I have a box of turtles and dinosaurs here plus some other stuff on the way and that makes me giddy. Yep, NY Toy Fair is here and is going to be fun, but I’m also thinking of stuff outside the box that makes me think things aren’t all rosy and pastel framed goggles. The economy is weird at the moment and anecdotally I know people who just aren’t spending as much money as they used to for a few reasons. Some parents with less disposable income are choosing to give smaller, less expensive gifts or will go for one or two pricier gift meant to last a while (usually something tech-like). Others are going for more educational gifts with an eyeball towards their wee ones doing something else with their futures than becoming future sports or music stars (which is a good thing in my book).
Toy companies catering to collectors with primarily or only high dollar items are probably feeling the pinch even more but need to keep pushing out their premium product because competition for certain big licenses is huge and NOT being there with that hot new collectible means losing money to the other guy or gal who got their goods on the floor. Of course, collectors with space and funds only are about getting that new item first and fast, so that market is more than safe as long as their passion (and shelf space) hold out. Of course, superheroes are hot stuff and will be for a while. But between the retro trend that keeps bringing back older collectibles and the newer licensed goods that command attention of young and old collectors alike, something’s going to give eventually…

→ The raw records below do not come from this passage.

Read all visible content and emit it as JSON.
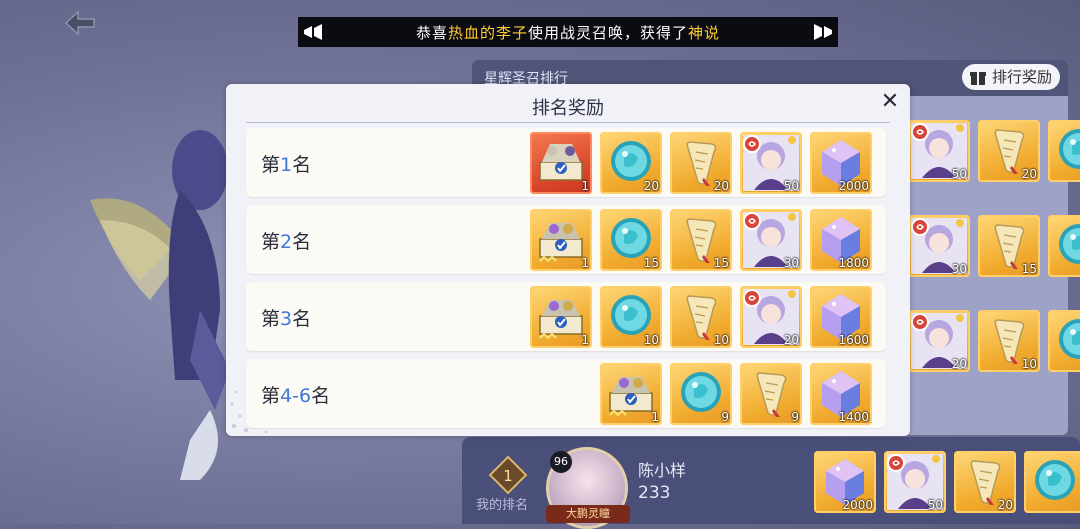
{
  "banner": {
    "prefix": "恭喜",
    "player": "热血的李子",
    "middle": "使用战灵召唤，获得了",
    "reward": "神说"
  },
  "ranking_panel": {
    "title": "星辉圣召排行",
    "rank_button": "排行奖励",
    "preview_items": [
      {
        "type": "character",
        "count": "50"
      },
      {
        "type": "scroll",
        "count": "20"
      },
      {
        "type": "orb",
        "count": ""
      },
      {
        "type": "character",
        "count": "30"
      },
      {
        "type": "scroll",
        "count": "15"
      },
      {
        "type": "orb",
        "count": ""
      },
      {
        "type": "character",
        "count": "20"
      },
      {
        "type": "scroll",
        "count": "10"
      },
      {
        "type": "orb",
        "count": ""
      }
    ]
  },
  "my_rank": {
    "rank": "1",
    "label": "我的排名",
    "level": "96",
    "name": "陈小样",
    "score": "233",
    "title_badge": "大鹏灵瞳",
    "items": [
      {
        "type": "crystal",
        "count": "2000"
      },
      {
        "type": "character",
        "count": "50"
      },
      {
        "type": "scroll",
        "count": "20"
      },
      {
        "type": "orb",
        "count": ""
      }
    ]
  },
  "dialog": {
    "title": "排名奖励",
    "close_label": "✕",
    "rows": [
      {
        "prefix": "第",
        "num": "1",
        "suffix": "名",
        "items": [
          {
            "type": "chest-red",
            "count": "1"
          },
          {
            "type": "orb",
            "count": "20"
          },
          {
            "type": "scroll",
            "count": "20"
          },
          {
            "type": "character",
            "count": "50"
          },
          {
            "type": "crystal",
            "count": "2000"
          }
        ]
      },
      {
        "prefix": "第",
        "num": "2",
        "suffix": "名",
        "items": [
          {
            "type": "chest",
            "count": "1"
          },
          {
            "type": "orb",
            "count": "15"
          },
          {
            "type": "scroll",
            "count": "15"
          },
          {
            "type": "character",
            "count": "30"
          },
          {
            "type": "crystal",
            "count": "1800"
          }
        ]
      },
      {
        "prefix": "第",
        "num": "3",
        "suffix": "名",
        "items": [
          {
            "type": "chest",
            "count": "1"
          },
          {
            "type": "orb",
            "count": "10"
          },
          {
            "type": "scroll",
            "count": "10"
          },
          {
            "type": "character",
            "count": "20"
          },
          {
            "type": "crystal",
            "count": "1600"
          }
        ]
      },
      {
        "prefix": "第",
        "num": "4-6",
        "suffix": "名",
        "items": [
          {
            "type": "chest",
            "count": "1"
          },
          {
            "type": "orb",
            "count": "9"
          },
          {
            "type": "scroll",
            "count": "9"
          },
          {
            "type": "crystal",
            "count": "1400"
          }
        ]
      }
    ]
  },
  "colors": {
    "item_gold": "#f0a92b",
    "item_red": "#d8432a",
    "rank_number": "#3f78d8",
    "banner_highlight": "#ffcc33"
  }
}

One problem I see in this too-social age is the over-branding of licenses to the point that if you’re not 100% in the loop and spending thousands on your favorite themed goodies, you’re seen as not much of a “fan” by certain entities. I tend to write about stuff I like and I like a lot of stuff. But as I’ve aged, I’m more of a big picture guy who carefully chooses what to follow. And when I follow something, it’s more of a long distance glance every so often just to see how things are going, not a blind love glom onto every bit of product. Of course, that’s due to low funds and space limitations (most of my collection is a gigantic game library). But I’ll still give anything that jumps out at me as awesome a plug because great fun is more important than generic grabby attachment that fades over time. Well, in my brainy brain that overthinks these things.
The recent demises of formerly famous NYC high-end retailer FAO Schwarz and the massive low to high-end Toys ‘R Us in Time Square (which was also a hub for many toy and game public and media events in the past) plus a few other factors I’ll see in action at the show this weekend (there’s a public side event at the show with kids allows inside for the first time) makes this year’s show interesting for asking certain questions. Some of those questions may be buzz-killing ones that may only be greeted with optimistic grins and a shove to cheerier topics (good PR people tend to do that and it’s necessary most of the time). But if those questions aren’t already in the minds of some on the floor, that sort of blindness always leads to less that cheery financial news down the road that catches too many people off guard.
I’ll be keeping an eye and ear open during the show for sure, but I’m primarily going to have fun checking out new items, meeting up with old friends and generally enjoying my time on the floor. This stupidly cold weather front that always seems to hit the show as long as I’ve been attending seems to REALLY have it in for attendees with those -25 wind chills expected for tomorrow and Sunday. Whee. Maybe I’ll see if anyone has a kite display so I can make the trip home faster than taking the subway back.